[Instructions to follow]: Go through the records and copy each line where the word "data" occurs.

[Material to process]:
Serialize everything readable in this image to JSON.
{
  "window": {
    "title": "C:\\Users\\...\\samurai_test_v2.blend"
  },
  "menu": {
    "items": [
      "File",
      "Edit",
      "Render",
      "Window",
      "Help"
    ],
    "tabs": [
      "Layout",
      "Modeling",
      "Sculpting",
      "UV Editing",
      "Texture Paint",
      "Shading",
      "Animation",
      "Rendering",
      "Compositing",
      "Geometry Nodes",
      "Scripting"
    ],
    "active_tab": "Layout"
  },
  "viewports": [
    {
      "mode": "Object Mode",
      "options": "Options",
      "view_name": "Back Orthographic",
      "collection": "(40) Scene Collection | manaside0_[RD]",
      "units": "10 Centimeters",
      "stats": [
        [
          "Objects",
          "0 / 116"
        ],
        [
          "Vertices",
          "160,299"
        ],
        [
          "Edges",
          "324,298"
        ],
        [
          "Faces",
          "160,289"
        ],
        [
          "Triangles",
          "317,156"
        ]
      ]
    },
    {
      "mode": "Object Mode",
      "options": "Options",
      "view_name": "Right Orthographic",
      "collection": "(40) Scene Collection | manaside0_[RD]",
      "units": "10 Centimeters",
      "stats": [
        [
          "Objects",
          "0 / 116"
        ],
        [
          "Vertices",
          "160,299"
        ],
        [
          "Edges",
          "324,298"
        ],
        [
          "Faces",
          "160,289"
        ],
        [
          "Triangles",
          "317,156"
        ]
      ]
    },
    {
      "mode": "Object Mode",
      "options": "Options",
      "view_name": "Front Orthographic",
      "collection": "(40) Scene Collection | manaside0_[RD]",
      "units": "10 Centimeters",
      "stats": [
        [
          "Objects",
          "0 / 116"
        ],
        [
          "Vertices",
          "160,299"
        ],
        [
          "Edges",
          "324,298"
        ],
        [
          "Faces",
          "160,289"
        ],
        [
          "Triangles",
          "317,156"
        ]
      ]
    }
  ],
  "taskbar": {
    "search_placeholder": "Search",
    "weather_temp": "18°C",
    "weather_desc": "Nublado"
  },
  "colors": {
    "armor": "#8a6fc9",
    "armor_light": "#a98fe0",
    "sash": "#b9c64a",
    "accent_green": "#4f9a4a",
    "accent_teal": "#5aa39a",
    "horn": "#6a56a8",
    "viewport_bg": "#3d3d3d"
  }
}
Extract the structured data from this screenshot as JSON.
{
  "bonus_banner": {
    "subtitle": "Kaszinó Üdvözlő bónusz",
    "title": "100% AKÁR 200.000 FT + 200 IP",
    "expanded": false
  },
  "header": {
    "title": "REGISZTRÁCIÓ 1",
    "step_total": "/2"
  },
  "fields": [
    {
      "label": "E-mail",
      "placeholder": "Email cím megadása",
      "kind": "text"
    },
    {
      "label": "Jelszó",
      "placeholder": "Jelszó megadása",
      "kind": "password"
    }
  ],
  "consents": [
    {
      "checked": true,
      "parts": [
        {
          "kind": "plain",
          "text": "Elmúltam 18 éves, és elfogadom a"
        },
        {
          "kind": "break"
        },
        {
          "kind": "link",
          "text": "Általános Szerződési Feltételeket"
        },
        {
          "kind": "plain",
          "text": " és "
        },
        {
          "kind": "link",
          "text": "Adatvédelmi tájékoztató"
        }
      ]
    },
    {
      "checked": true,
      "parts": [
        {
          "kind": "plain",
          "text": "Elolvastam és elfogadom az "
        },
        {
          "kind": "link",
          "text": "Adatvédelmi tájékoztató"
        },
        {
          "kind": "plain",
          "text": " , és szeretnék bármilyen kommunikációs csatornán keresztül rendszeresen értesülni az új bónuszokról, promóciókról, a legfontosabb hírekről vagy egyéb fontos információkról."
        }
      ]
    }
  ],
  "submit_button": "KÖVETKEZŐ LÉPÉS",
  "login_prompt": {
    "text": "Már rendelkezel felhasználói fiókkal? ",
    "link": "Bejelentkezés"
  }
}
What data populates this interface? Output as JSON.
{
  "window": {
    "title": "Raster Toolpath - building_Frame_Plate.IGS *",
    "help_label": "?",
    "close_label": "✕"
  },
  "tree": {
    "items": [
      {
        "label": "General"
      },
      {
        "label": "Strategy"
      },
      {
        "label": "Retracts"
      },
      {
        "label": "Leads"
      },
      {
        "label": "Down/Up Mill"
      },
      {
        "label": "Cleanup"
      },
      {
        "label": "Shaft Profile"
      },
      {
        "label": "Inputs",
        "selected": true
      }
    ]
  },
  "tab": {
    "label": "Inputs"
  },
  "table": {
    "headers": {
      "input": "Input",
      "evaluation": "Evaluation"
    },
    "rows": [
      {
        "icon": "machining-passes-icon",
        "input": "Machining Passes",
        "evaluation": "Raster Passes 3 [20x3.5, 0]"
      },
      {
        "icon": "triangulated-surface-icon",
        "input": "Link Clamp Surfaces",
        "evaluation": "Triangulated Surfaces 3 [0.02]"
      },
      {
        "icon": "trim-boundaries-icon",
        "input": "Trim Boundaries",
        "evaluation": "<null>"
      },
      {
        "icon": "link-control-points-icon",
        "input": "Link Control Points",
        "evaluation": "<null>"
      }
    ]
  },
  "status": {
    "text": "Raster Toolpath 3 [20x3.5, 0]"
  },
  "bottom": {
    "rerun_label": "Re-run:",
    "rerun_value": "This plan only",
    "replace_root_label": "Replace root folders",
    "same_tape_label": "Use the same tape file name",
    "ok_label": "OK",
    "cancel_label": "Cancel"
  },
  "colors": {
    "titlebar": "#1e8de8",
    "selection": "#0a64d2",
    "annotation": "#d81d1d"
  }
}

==

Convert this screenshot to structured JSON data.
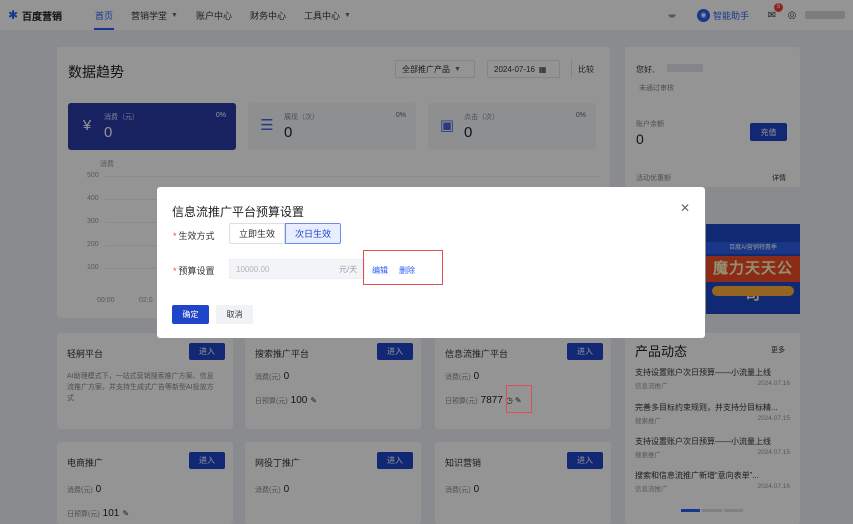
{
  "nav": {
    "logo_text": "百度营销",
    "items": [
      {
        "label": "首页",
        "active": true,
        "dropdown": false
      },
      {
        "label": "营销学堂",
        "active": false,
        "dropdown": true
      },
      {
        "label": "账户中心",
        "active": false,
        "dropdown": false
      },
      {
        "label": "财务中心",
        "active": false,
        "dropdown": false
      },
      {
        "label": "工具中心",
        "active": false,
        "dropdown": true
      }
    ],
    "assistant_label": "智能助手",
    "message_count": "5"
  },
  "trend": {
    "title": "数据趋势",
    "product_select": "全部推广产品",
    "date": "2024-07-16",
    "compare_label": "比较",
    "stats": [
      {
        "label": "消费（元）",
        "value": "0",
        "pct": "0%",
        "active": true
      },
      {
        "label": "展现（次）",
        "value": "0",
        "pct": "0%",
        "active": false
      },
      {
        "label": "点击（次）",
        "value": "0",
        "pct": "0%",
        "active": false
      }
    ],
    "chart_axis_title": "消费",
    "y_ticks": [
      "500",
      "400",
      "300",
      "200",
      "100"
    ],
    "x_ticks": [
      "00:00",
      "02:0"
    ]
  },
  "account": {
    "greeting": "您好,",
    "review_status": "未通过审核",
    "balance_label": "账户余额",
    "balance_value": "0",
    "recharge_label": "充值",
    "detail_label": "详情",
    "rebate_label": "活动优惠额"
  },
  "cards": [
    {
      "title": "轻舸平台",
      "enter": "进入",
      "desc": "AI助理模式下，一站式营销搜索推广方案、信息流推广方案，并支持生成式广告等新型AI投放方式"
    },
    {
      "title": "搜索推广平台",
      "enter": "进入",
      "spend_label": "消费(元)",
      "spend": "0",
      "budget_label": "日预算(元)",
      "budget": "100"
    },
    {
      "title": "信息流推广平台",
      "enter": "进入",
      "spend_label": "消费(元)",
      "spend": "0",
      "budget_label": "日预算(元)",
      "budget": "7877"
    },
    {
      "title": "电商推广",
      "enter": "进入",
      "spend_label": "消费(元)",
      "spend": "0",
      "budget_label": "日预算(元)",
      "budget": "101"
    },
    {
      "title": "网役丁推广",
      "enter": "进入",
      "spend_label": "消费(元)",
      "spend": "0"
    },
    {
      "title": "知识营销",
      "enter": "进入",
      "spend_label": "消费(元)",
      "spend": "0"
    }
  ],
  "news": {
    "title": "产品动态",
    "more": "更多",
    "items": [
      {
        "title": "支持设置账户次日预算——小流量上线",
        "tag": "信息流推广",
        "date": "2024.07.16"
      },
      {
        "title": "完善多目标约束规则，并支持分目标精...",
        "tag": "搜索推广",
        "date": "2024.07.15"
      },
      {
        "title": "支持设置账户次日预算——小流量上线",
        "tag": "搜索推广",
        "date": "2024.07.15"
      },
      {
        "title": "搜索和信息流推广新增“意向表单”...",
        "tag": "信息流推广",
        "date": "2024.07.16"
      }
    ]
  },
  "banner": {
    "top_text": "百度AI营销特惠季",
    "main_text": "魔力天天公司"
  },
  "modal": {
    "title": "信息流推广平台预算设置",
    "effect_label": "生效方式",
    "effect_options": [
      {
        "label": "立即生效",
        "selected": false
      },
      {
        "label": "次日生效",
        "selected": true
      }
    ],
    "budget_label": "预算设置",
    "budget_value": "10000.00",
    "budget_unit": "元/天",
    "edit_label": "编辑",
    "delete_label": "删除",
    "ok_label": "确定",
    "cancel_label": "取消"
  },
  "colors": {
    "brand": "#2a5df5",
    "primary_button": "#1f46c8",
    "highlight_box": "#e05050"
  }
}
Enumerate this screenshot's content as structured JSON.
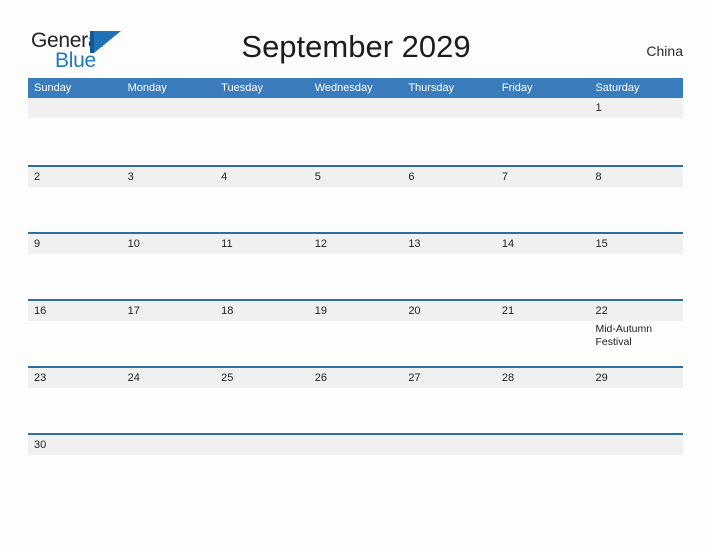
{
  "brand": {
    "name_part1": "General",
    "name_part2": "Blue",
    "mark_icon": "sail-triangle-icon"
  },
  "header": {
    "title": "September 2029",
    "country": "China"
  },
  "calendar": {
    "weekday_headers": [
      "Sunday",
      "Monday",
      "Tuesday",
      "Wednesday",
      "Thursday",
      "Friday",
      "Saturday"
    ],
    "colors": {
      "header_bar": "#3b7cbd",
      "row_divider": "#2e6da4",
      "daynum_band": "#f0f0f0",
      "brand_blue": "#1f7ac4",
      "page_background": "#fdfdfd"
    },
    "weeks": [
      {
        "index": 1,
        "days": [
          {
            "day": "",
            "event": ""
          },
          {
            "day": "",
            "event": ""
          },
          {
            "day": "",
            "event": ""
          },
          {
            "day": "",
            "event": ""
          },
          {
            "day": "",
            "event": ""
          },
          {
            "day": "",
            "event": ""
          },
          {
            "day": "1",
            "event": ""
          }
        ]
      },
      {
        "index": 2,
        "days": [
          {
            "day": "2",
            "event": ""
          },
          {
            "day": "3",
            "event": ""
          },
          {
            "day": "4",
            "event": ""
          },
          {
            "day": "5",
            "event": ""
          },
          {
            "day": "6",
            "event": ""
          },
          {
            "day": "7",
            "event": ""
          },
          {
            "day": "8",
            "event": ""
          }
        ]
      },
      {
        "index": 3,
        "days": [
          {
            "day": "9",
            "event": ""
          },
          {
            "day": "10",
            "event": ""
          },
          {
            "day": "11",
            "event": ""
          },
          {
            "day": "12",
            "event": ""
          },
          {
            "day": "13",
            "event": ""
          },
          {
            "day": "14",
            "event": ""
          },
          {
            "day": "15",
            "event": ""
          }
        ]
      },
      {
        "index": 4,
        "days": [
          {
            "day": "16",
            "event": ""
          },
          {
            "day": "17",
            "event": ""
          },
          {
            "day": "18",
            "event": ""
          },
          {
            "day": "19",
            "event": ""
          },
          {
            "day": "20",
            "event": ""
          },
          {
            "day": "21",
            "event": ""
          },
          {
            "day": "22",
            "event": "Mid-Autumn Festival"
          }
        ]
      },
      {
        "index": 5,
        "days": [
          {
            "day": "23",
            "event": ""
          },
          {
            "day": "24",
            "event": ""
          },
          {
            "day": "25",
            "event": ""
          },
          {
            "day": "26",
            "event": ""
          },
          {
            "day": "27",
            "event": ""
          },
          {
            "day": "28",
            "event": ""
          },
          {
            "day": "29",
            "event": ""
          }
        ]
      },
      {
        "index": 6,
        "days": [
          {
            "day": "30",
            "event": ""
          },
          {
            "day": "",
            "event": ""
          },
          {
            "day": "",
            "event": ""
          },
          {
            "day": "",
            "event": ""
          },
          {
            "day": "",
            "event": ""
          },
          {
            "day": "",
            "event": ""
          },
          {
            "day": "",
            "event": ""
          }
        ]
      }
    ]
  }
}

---

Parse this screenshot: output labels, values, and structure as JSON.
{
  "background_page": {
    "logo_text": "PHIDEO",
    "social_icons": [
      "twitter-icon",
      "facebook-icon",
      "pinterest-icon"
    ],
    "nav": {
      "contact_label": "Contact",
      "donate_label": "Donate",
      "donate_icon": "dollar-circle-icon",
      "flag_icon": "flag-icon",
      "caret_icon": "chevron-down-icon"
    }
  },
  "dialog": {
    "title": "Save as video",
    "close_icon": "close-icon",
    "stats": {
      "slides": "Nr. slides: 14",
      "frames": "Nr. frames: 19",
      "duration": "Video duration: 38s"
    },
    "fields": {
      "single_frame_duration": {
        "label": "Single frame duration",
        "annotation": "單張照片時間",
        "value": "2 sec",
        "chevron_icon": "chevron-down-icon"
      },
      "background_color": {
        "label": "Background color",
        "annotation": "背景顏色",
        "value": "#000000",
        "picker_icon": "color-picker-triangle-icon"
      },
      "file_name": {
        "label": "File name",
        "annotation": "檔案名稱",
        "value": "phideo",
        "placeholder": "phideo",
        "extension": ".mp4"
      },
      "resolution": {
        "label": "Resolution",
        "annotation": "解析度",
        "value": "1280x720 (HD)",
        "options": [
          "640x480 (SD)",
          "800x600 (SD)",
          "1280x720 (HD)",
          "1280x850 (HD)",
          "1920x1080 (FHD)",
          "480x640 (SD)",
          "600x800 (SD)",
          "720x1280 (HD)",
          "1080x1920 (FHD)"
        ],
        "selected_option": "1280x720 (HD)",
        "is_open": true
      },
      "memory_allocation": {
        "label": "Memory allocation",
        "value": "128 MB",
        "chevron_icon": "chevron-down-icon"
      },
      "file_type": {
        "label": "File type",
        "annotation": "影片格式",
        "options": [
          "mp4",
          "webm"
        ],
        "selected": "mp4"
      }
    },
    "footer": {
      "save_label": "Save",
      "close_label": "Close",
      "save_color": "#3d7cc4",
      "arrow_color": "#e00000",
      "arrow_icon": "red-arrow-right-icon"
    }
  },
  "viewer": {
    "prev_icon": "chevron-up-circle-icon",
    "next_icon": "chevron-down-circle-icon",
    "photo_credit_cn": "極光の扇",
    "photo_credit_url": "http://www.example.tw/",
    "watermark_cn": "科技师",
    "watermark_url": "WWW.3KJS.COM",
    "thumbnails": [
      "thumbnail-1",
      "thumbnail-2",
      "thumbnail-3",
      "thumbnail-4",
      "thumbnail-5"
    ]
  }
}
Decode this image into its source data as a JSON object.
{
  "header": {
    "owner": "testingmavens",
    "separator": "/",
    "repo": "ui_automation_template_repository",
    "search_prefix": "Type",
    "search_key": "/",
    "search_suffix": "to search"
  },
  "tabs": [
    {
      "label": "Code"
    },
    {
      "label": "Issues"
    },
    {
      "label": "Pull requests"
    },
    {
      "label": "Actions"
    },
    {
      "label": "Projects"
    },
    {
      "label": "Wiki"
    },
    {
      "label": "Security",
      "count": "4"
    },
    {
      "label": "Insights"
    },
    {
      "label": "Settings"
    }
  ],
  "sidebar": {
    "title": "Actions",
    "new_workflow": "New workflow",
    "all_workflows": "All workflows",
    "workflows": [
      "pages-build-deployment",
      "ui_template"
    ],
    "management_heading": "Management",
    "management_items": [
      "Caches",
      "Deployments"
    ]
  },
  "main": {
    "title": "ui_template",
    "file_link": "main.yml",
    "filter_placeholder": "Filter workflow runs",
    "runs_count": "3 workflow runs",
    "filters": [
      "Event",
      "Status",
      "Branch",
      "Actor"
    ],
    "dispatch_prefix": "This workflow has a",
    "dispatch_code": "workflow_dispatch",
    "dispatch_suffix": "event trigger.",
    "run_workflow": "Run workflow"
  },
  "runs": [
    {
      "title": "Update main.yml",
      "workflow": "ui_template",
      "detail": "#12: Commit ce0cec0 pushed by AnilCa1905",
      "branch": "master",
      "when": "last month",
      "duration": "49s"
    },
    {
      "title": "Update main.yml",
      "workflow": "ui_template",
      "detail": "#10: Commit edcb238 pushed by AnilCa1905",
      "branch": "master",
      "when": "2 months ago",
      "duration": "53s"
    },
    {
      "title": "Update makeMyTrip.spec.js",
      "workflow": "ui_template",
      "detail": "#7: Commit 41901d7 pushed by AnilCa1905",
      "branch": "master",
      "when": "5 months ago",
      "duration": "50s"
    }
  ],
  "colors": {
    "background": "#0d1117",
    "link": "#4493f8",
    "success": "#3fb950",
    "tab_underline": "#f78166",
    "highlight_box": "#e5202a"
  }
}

[Answer to the problem]:
Extract the structured data from this screenshot as JSON.
What data populates this interface? Output as JSON.
Convert this screenshot to structured JSON data.
Decode this image into its source data as a JSON object.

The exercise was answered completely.